AIM: To quantify the effect of laughter and humour interventions on depression, anxiety, and sleep quality in adults.
DESIGN: A meta-analysis of randomized controlled trials.
DATA SOURCES: PubMed, Embase, PsycINFO, Web of Science, Cochrane Central Register of Controlled Trials, Chinese National Knowledge Infrastructure, Weipu, and Wanfang Data were searched from their inception up to December 2018.
REVIEW METHODS: The reporting of this meta-analytical review was conducted according to the guidelines of the Cochrane Collaboration. Two reviewers selected the studies, extracted the data, and evaluated the risk of bias (Cochrane Collaboration bias assessment tool) of the included papers independently.
RESULTS: Ten studies comprising 814 participants were included. Meta-analysis showed that these interventions significantly decreased adults' depression, anxiety, and improved their sleep quality. The results of subgroup analysis showed that depression benefits more from long-term laughter intervention.
CONCLUSIONS: This meta-analysis revealed that laughter and humour interventions are effective in relieving depression, anxiety, and improve sleep quality in adults. More studies with high quality and follow-up assessment should be conducted for future research.
IMPACT: This review synthesized current evidence using laughter and humour interventions to reduce negative emotion and promote better results in adults, especially with respect to target the applicability between different populations or intervention methods. In addition, humour and laughter interventions are safe, convenient, interesting and can promote interpersonal relationship in both patients and medical workers, which have great feasibility and potential to be used as an aspect of psychotherapy for clinical and nursing to improve well-beings in adults.

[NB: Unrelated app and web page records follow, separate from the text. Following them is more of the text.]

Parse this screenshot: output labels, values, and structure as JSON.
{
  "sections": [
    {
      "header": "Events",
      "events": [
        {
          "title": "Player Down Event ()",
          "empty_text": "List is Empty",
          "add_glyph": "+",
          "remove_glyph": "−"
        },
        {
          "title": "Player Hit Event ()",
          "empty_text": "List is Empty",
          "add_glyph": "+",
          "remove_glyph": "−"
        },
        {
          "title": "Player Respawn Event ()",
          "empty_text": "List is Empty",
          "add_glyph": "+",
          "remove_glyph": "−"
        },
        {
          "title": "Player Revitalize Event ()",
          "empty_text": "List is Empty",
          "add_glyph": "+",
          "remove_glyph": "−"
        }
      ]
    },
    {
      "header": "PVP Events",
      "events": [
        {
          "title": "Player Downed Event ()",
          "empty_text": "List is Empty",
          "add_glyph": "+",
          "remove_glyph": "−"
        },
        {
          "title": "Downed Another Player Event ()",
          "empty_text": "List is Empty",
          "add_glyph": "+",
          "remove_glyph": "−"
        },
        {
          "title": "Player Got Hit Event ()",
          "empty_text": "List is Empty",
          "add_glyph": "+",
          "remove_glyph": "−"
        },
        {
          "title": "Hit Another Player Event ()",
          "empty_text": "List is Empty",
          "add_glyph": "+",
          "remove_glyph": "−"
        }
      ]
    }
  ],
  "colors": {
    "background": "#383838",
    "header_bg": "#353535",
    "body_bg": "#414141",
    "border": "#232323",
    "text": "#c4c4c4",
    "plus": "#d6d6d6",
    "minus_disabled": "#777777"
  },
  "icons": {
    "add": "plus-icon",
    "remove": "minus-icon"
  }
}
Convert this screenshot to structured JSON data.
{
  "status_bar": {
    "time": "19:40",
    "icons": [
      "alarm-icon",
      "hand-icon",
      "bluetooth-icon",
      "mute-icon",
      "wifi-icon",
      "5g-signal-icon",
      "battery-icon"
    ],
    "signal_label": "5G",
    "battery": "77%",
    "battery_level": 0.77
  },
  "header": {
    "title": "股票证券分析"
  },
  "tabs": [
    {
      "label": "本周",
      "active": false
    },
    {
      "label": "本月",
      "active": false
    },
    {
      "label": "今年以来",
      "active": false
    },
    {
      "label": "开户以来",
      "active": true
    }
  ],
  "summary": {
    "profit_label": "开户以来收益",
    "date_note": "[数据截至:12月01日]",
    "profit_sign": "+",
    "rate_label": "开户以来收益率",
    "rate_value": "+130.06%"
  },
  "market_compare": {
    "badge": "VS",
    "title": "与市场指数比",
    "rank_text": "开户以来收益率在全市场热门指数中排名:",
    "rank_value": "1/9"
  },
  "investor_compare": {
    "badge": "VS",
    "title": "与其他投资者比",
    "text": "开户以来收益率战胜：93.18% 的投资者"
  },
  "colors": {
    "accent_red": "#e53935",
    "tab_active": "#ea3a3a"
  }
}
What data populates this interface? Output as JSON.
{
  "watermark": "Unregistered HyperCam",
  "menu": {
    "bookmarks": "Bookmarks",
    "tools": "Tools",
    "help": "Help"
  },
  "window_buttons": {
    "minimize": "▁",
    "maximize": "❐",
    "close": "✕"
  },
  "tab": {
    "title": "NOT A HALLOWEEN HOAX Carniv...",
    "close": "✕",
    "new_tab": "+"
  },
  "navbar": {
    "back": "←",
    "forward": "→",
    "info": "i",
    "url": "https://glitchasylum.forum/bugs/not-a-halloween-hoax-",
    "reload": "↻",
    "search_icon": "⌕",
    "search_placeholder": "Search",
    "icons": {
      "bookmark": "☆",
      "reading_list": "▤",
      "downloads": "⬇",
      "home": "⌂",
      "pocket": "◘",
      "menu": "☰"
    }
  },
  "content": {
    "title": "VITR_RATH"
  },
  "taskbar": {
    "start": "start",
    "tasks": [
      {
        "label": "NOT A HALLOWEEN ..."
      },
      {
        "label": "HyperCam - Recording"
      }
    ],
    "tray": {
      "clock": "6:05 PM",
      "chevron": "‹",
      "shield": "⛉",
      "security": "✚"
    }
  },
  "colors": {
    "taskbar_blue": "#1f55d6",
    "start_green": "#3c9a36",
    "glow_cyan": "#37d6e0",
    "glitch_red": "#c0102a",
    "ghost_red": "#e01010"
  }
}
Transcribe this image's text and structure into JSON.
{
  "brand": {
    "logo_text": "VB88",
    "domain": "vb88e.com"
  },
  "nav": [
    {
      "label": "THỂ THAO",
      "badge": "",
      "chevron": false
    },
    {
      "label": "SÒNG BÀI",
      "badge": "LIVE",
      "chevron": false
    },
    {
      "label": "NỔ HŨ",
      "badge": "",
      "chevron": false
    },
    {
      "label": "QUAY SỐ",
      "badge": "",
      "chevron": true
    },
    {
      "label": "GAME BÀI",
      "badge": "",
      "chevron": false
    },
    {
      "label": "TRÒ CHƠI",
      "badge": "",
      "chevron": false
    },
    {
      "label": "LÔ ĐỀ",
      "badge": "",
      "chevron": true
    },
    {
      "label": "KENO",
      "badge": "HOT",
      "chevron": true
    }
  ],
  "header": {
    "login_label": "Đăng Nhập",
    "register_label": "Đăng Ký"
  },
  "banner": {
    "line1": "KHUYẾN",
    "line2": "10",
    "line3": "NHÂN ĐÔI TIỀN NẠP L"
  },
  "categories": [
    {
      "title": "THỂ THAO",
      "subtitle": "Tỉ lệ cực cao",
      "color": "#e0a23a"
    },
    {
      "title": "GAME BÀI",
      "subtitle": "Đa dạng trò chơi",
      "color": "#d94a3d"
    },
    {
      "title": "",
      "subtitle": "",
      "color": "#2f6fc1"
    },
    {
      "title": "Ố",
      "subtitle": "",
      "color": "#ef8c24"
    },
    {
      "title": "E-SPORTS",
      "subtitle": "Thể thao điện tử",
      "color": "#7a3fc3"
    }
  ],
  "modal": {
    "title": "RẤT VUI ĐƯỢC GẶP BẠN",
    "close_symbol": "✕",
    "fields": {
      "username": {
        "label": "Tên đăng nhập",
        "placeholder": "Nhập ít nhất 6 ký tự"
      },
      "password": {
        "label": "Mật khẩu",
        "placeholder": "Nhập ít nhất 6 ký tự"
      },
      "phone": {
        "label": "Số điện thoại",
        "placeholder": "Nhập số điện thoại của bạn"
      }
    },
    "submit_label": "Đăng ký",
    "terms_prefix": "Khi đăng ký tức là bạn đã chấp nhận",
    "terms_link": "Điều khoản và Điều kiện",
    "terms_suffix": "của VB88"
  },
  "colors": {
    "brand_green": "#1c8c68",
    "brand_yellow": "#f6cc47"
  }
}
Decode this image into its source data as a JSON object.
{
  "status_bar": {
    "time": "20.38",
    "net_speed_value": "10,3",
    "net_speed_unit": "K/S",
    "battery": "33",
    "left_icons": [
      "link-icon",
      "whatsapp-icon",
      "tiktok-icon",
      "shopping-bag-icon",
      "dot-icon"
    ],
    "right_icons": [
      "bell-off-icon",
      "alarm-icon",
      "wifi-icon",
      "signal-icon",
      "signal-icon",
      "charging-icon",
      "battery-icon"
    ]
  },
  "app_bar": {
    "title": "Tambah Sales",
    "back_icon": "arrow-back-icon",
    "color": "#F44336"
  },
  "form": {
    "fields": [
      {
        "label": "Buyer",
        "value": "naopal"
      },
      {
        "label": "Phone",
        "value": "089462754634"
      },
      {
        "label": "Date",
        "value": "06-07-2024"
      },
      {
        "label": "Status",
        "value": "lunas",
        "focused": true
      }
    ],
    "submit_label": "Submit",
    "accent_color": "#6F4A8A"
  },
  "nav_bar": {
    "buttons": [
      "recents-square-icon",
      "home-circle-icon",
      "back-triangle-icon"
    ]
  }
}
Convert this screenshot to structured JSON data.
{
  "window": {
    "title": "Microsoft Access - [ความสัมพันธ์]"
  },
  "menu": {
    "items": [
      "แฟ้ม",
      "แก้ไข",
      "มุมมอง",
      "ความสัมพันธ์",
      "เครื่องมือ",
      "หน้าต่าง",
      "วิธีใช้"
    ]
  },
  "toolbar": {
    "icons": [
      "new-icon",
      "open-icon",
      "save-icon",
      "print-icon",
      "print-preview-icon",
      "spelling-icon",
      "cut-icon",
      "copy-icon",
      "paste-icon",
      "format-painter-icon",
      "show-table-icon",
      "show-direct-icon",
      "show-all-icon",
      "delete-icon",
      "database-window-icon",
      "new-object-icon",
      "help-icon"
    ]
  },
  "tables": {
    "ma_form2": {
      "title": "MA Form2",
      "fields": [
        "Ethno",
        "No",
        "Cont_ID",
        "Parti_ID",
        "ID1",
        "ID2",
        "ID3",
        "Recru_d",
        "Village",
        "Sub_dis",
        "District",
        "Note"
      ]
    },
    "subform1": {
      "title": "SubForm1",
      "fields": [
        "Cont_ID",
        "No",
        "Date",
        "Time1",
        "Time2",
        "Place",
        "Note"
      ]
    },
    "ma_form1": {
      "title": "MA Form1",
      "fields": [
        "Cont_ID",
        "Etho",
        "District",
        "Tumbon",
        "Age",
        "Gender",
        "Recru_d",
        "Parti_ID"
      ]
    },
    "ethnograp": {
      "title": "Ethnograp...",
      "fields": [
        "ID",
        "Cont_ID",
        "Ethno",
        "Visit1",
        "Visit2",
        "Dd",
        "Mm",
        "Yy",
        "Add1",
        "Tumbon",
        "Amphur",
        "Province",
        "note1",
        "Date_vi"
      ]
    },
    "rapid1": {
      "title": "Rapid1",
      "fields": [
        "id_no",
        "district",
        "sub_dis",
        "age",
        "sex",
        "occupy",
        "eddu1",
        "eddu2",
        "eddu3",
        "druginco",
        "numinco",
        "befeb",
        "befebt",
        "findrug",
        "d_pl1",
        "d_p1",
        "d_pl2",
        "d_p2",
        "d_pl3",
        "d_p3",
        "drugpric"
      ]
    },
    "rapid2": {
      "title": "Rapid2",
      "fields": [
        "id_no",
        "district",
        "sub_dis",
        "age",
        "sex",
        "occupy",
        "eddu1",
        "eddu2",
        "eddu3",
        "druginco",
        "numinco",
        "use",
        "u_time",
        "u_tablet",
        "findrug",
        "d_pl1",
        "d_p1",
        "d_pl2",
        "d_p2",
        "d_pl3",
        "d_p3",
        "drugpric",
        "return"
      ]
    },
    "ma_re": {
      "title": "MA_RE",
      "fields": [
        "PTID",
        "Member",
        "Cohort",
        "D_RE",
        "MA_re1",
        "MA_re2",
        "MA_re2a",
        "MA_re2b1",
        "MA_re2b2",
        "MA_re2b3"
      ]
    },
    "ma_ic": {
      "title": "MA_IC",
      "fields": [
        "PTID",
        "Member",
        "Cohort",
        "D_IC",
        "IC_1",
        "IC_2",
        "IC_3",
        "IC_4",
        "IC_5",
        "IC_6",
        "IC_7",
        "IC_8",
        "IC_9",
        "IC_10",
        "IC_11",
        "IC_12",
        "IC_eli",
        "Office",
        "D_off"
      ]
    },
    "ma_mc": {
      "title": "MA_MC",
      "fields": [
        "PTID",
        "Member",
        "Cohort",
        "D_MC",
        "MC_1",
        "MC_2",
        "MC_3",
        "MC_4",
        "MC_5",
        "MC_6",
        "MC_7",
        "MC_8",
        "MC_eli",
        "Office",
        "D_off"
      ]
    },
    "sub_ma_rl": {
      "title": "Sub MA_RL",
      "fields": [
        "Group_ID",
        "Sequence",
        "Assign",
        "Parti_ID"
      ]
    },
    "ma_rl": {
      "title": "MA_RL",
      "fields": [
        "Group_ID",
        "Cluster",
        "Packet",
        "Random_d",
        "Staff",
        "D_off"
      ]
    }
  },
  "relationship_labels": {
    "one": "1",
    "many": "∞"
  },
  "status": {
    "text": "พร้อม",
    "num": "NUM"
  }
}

Interesting work. There are problems: the specific kinds of laughter therapy (laugh yoga and laugh Qi-gong) are not widely available, significant heterogeneity in the studies, etc. Engaging depressed, anxious, or sleep-deprived patients in laughter could be misunderstood. That said, it's worth a try; now I can say "studies show..."
As is typical of the mental health literature, this study highlights a paucity of large, rigorous studies. In this instance, the random effects meta-analysis magnifies (over-weights) the impact of the very small studies included and diminishes that of the one larger negative trial that accounted for half of the subjects included. It is hard to draw any conclusion besides the need for better research.
I was surprised when I saw the title. I didn't know that there were sufficient RCTs of humour interventions to justify a meta-analysis. In fact the included studies are clinically fairly heterogenous and have substantial potential risk of bias. I am not convinced enough (yet) to alter my practice, but I am convinced enough that I would like to see a larger, more robust trial.